When the Honda Civic Type R was first unleashed upon the European market in 2001, Timo Kleine was a mere 10 years old. And while the hot hatch scene pounced on the compact Japanese with its high-rev VTEC sport engine, Timo had somewhat different priorities. And yet, their paths would cross at some point – almost exactly 18 years later.
“I bought the Type R for a friendship price from a good friend who wanted to rest assured that the car is in good hands”, recounts Timo about his silver Honda Civic Type R EP3, made in 2002.
The problem: The Civic with its iconic, 200 hp strong VTEC engine has seen better days. The bodywork and powertrain may be in good condition, but things looks quite different with the suspension system.

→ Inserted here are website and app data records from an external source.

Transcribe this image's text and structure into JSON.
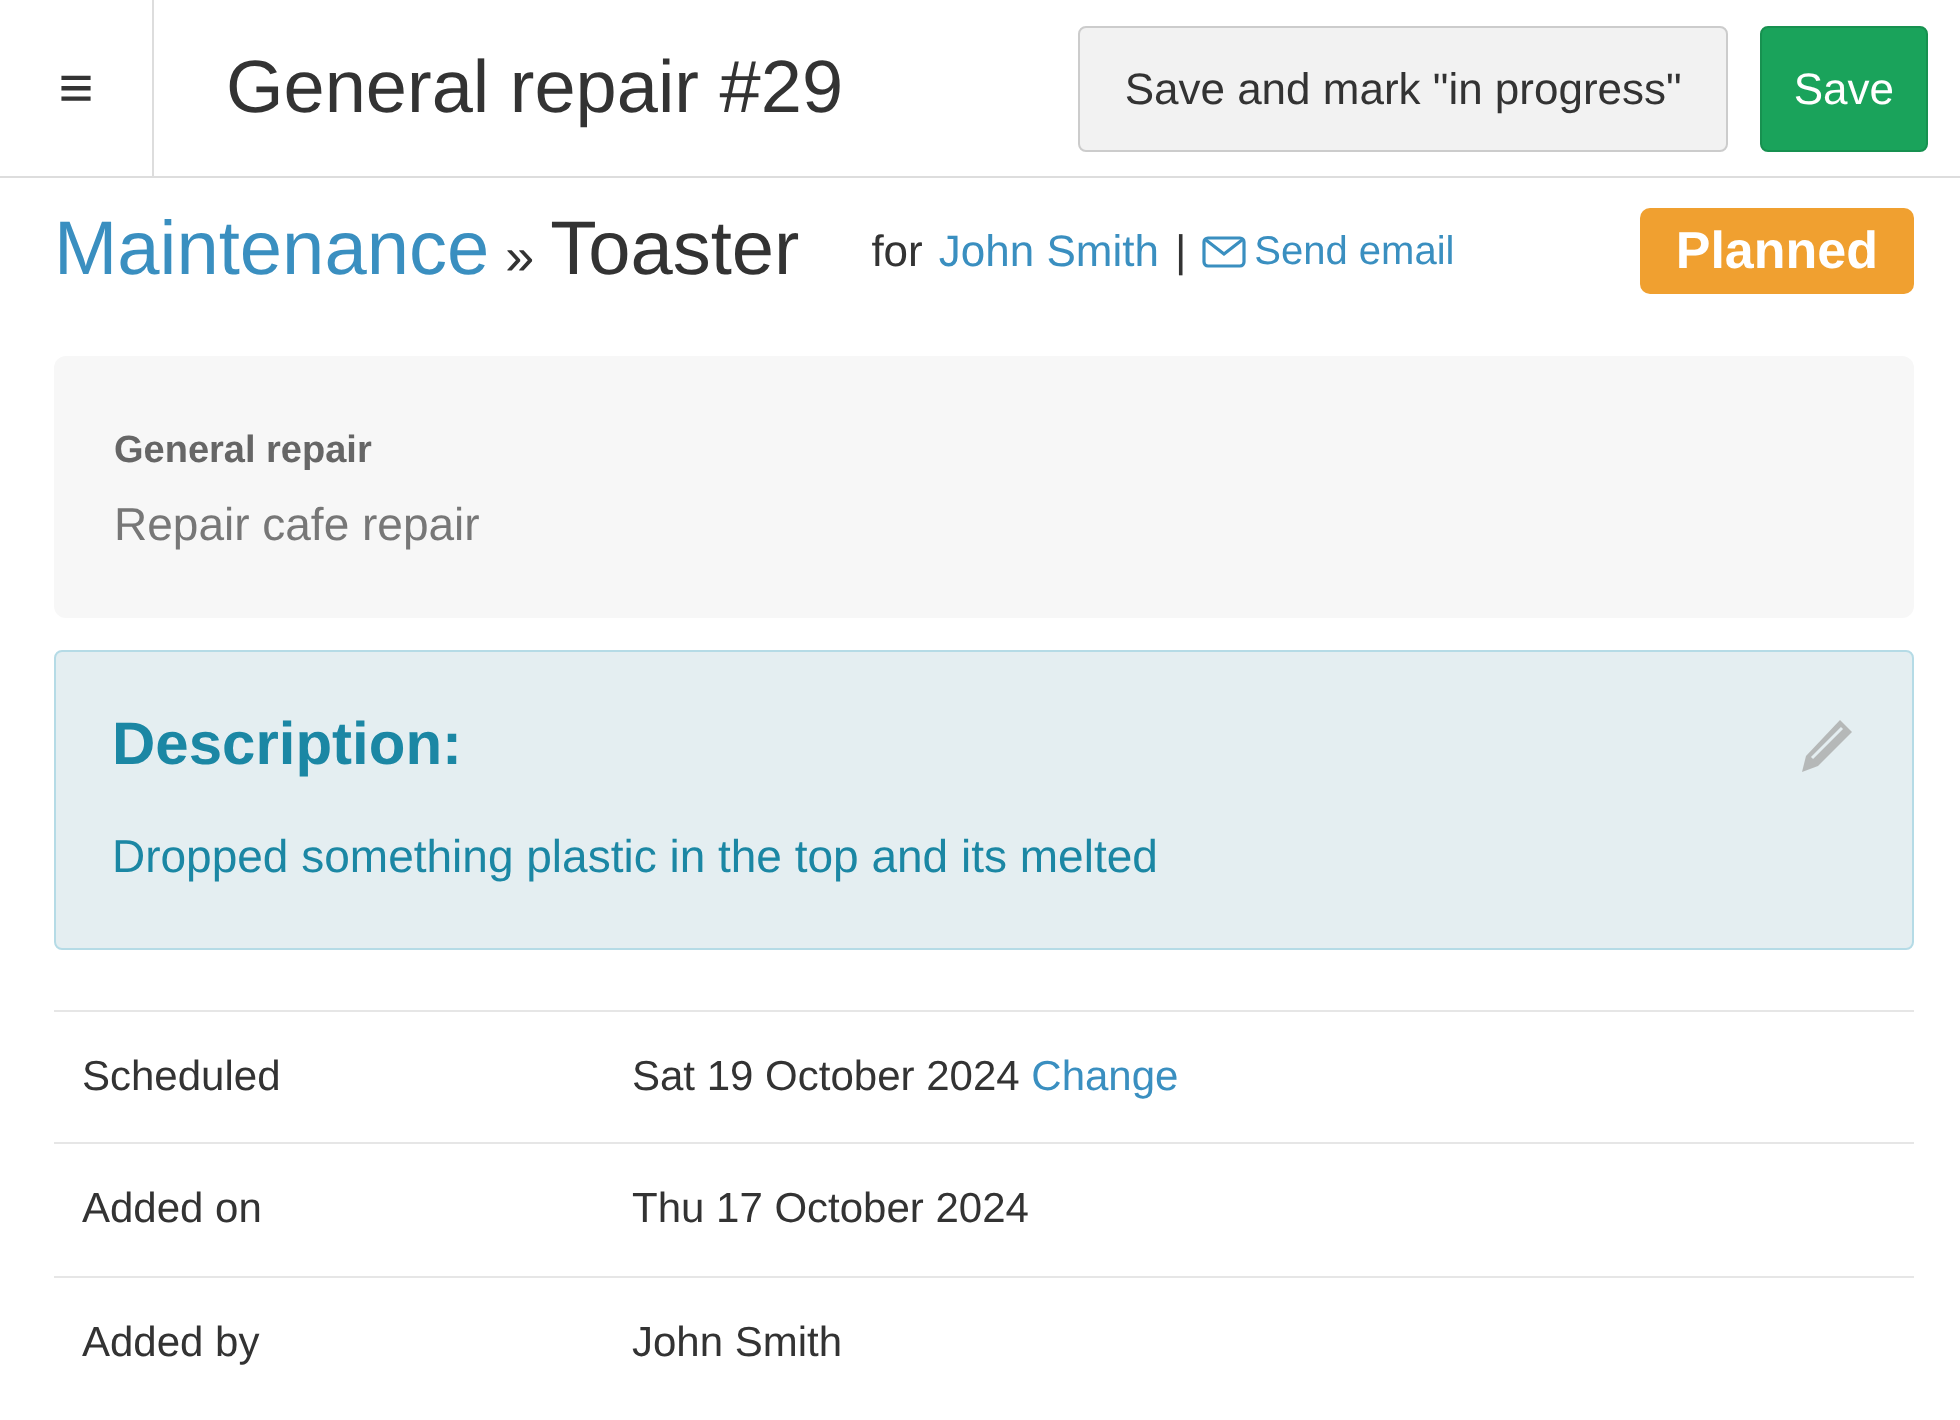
{
  "header": {
    "menu_icon": "≡",
    "title": "General repair #29",
    "buttons": [
      {
        "label": "Save and mark \"in progress\"",
        "kind": "secondary"
      },
      {
        "label": "Save",
        "kind": "primary"
      }
    ]
  },
  "breadcrumb": {
    "parent": "Maintenance",
    "separator": "»",
    "current": "Toaster"
  },
  "customer": {
    "prefix": "for",
    "name": "John Smith",
    "divider": "|",
    "email_link": "Send email"
  },
  "status": "Planned",
  "summary": {
    "title": "General repair",
    "subtitle": "Repair cafe repair"
  },
  "description": {
    "heading": "Description:",
    "text": "Dropped something plastic in the top and its melted"
  },
  "details": [
    {
      "label": "Scheduled",
      "value": "Sat 19 October 2024",
      "action": "Change"
    },
    {
      "label": "Added on",
      "value": "Thu 17 October 2024"
    },
    {
      "label": "Added by",
      "value": "John Smith"
    }
  ]
}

Our technician Daniel Boehnke gets behind the (strikingly tilted) steering wheel and goes for a test drive. Once he’s back at the garage, the list of faults is long. “The wheel alignment is off. At the back, the car has no spring deflexion left at all, the shock absorbers are blown. And the shock absorbers at the front also struggle with larger impacts”, Daniel assesses.
So off to the car hoist. Daniel dismounts the old lowering springs and shock absorbers. Looking at the Civic’s old shock absorbers, he explains: “Shorter springs in combination with series shock absorbers, that doesn’t work, because sports springs have a higher spring rate that the series shock absorbers are not designed for. They are simply unable to provide the higher damping performance that is required”.

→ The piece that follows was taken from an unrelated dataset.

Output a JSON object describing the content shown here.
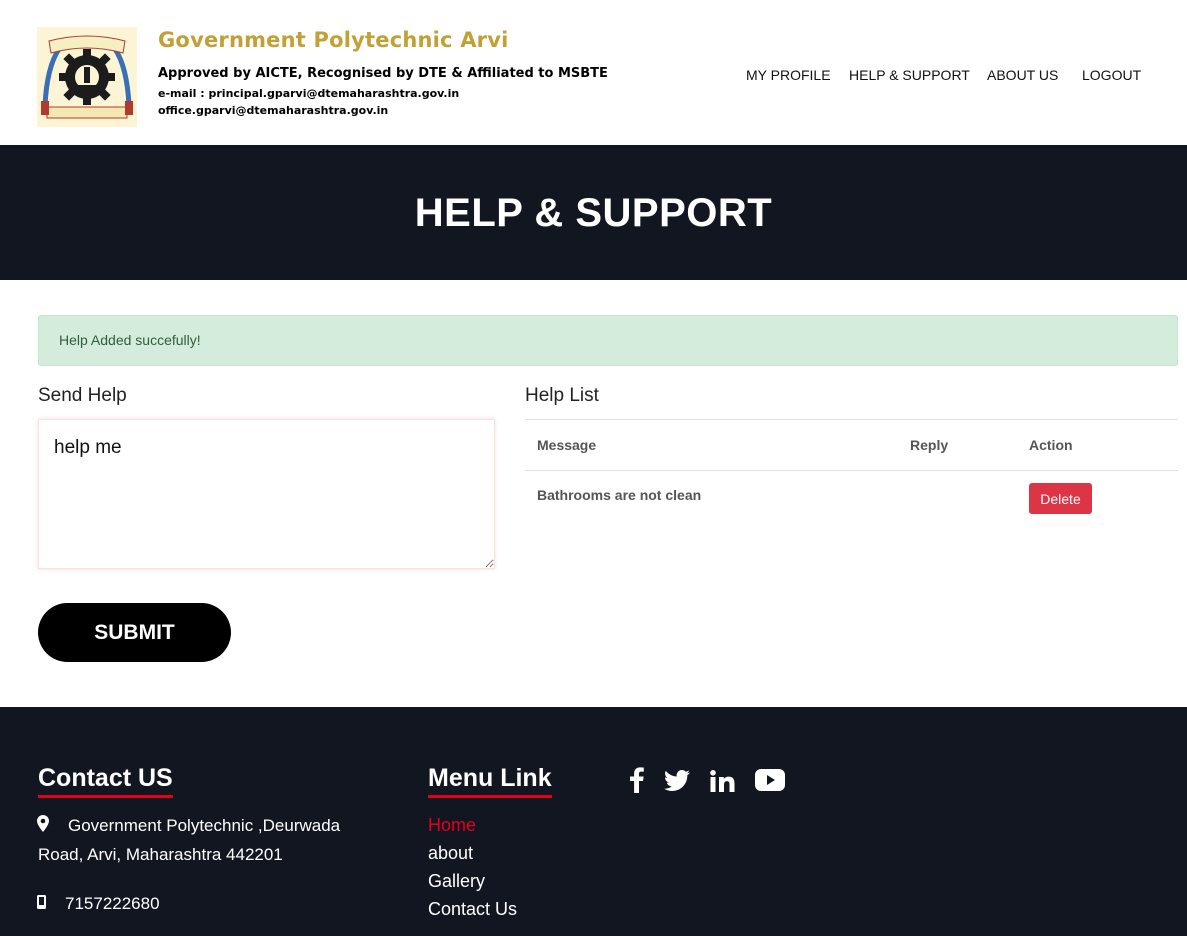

A complete suspension system with sport springs in conjunction with shock absorbers specifically customized thereto is now meant to put things right. Timo opted for our BILSTEIN B14 threaded suspension system, designed to give the 17 year-old Type R’s driving dynamics a new lease of life. A good choice as Timo loves curves and would also like to take his cult Civic for a spin at the racetrack occasionally.
But even with the brand-new shock absorbers with their blue springs installed, Daniel’s work is far from done. Our technician spends a lot of time measuring the Type R and the precise alignment of its toe and camber to make the suspension system geometry right again.
Timo is now finally able to reclaim his Honda and take it for a first test drive through Ennepetal. Ten minutes later, the trained electrician gets out of the car with a broad grin. “The Type R is now much more pleasant and comfortable to drive“, he says delightedly. “But the Civic still makes a much more sportive impression than before nonetheless. It has much more bounce and curves can be negotiated with much more precision. I am more than satisfied!”